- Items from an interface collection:
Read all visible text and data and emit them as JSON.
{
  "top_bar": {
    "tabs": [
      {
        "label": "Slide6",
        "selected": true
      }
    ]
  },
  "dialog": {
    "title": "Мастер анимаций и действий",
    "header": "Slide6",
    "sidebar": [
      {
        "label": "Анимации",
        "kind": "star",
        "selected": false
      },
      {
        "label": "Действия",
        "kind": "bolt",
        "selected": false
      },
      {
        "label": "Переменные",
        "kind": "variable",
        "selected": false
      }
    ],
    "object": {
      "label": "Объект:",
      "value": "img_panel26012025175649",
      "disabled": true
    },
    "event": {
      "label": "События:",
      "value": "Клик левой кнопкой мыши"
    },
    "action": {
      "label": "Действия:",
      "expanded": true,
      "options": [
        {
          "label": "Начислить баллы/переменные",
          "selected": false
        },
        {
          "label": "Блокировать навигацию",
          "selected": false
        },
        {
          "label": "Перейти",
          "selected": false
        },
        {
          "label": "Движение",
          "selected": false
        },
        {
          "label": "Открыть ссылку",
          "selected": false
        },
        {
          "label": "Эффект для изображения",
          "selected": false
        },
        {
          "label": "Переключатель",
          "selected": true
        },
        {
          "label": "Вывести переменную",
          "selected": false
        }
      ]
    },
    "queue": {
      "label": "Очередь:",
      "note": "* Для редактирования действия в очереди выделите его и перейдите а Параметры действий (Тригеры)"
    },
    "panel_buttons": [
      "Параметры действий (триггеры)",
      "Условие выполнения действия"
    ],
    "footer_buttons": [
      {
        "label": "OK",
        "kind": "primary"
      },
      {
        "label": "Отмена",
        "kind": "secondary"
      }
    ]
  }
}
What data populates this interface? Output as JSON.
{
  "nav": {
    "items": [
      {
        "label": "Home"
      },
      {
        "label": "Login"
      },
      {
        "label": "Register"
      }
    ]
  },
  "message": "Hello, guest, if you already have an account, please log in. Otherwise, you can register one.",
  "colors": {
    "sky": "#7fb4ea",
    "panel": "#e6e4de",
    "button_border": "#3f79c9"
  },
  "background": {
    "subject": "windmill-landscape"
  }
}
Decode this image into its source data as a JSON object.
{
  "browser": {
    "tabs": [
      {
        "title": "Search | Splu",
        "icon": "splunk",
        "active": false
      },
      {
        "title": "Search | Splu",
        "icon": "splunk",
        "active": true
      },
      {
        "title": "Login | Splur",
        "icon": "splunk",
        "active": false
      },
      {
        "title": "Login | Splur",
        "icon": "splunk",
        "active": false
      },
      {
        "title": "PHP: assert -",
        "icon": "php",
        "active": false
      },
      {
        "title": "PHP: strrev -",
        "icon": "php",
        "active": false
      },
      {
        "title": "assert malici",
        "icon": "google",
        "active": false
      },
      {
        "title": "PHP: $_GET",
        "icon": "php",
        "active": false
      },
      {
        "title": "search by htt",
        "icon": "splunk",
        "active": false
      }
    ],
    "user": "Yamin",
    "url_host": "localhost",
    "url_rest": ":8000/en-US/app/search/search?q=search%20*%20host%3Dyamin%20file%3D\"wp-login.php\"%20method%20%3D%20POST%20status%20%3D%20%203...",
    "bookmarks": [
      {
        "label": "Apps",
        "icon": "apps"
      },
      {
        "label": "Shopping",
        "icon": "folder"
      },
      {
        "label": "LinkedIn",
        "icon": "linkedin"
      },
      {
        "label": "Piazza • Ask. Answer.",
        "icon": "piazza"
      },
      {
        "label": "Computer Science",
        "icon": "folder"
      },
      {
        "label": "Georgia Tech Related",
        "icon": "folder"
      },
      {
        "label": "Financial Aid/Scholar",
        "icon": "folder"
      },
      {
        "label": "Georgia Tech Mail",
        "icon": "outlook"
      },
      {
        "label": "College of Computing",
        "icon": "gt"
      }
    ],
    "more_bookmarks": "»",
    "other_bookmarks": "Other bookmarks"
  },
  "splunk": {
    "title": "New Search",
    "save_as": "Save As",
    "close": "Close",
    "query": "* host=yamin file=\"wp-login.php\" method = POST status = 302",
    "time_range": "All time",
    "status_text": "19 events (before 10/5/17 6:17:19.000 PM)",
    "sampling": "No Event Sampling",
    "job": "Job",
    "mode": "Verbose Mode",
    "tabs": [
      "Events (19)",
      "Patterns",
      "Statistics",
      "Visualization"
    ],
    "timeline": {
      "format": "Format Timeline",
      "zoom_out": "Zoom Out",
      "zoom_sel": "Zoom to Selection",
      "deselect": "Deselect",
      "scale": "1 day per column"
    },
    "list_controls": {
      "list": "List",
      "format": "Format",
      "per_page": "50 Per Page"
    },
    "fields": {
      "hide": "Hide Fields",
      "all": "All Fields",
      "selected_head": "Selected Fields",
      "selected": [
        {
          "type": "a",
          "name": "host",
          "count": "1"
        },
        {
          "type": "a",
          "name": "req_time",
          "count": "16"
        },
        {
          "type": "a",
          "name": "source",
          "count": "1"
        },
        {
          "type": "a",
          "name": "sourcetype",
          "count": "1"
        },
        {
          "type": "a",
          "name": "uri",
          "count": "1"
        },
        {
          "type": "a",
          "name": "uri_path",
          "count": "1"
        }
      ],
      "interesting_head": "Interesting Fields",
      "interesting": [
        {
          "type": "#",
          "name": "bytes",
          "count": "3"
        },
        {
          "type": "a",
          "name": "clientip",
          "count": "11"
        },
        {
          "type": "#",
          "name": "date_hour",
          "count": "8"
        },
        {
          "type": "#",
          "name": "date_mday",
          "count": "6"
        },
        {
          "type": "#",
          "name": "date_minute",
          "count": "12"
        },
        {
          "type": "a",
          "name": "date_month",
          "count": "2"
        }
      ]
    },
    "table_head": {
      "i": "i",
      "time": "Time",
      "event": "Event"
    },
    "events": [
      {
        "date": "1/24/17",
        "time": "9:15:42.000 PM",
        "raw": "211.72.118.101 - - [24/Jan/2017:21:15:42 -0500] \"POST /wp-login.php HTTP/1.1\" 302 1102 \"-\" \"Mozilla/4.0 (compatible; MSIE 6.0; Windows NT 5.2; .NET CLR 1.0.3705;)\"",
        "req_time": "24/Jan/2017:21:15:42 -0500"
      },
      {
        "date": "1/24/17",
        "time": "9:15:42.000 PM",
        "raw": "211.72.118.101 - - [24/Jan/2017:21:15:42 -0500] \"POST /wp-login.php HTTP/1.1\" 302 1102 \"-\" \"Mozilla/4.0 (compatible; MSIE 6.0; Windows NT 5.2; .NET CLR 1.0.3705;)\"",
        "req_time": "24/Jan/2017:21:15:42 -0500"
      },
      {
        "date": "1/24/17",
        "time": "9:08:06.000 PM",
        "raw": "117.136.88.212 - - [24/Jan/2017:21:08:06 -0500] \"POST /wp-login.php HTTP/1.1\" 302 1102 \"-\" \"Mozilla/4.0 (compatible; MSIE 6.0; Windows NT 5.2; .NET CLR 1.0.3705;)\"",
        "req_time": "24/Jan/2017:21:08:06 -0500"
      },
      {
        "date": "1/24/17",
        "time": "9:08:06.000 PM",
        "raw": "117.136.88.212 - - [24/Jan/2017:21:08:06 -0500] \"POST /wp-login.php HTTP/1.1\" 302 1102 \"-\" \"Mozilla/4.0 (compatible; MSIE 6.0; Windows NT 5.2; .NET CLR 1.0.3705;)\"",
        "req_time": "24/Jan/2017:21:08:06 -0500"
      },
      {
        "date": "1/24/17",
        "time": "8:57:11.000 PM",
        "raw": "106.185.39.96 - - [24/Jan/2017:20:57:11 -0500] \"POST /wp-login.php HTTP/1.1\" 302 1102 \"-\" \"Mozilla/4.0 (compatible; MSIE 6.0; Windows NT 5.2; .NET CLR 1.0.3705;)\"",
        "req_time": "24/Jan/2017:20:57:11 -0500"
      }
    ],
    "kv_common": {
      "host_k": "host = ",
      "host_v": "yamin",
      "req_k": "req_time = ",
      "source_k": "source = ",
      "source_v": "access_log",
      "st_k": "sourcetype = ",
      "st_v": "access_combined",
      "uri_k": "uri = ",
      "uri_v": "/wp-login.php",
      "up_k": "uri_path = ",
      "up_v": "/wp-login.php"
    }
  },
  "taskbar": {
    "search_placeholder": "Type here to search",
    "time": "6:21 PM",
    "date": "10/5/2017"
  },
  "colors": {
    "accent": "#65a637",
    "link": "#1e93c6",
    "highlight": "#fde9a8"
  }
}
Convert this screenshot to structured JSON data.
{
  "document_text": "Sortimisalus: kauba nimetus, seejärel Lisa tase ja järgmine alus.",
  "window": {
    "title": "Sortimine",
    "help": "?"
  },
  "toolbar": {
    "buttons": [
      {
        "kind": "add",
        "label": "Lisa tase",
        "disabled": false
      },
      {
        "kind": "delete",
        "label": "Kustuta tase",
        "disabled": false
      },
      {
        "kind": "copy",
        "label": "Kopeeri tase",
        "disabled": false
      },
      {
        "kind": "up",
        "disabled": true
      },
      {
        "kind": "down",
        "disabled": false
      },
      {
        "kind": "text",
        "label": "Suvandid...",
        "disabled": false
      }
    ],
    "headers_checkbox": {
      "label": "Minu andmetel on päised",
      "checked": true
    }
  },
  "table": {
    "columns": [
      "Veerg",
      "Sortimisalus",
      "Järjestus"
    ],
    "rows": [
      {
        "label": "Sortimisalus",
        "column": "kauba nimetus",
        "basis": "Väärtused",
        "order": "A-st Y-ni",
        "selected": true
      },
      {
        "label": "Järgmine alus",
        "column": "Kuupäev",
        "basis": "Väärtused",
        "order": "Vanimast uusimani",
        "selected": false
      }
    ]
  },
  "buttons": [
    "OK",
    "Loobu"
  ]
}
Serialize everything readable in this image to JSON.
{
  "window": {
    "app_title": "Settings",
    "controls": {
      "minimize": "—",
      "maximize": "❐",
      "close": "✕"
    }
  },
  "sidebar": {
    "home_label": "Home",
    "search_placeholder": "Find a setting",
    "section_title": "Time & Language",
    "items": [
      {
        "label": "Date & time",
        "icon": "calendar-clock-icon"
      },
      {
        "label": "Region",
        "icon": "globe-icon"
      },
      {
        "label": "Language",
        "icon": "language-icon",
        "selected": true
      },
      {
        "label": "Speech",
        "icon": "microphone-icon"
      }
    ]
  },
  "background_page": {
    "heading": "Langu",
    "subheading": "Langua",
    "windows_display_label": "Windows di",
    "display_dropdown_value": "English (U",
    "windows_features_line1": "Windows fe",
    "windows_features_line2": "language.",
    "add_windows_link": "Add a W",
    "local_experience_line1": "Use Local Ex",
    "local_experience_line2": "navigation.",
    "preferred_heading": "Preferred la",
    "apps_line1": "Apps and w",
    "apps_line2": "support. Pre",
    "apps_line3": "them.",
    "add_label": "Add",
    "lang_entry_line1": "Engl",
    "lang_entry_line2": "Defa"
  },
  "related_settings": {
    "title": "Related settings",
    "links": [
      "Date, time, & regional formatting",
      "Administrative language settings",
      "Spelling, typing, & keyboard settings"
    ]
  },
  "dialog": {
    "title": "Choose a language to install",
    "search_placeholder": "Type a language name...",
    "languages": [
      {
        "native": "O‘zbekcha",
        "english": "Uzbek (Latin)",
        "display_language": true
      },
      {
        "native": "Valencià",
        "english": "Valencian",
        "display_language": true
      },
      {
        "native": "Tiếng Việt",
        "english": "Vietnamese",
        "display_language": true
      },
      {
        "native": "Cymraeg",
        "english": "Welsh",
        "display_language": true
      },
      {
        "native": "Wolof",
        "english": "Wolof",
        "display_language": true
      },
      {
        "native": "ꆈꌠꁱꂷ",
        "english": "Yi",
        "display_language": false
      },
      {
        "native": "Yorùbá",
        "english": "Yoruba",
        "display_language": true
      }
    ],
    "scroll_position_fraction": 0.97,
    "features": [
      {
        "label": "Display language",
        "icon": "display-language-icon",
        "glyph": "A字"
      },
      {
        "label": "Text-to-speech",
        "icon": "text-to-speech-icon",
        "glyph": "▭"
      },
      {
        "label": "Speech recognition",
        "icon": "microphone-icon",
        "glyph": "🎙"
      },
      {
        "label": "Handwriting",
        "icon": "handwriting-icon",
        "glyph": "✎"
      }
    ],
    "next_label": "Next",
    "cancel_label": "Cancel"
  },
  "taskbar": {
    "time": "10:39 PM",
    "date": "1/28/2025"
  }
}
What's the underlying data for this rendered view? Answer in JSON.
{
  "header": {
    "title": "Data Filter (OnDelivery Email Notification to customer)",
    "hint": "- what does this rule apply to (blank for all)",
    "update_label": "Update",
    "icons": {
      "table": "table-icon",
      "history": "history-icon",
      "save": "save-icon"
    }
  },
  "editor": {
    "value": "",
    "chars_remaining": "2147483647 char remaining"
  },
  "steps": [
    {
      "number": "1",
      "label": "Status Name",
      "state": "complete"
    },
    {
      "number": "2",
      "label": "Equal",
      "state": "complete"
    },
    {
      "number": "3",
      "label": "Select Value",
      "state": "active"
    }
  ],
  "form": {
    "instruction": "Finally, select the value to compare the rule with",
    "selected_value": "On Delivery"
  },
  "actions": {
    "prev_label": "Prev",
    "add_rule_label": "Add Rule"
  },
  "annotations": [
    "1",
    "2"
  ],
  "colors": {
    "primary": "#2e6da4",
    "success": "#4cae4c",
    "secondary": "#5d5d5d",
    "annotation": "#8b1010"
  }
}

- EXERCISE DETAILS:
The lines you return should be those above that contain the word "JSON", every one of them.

- RESULT BELOW:
Read all visible text and data and emit them as JSON.
What data populates this interface? Output as JSON.
Decode this image into its source data as a JSON object.
Convert this screenshot to structured JSON data.
Serialize everything readable in this image to JSON.
What's the underlying data for this rendered view? Answer in JSON.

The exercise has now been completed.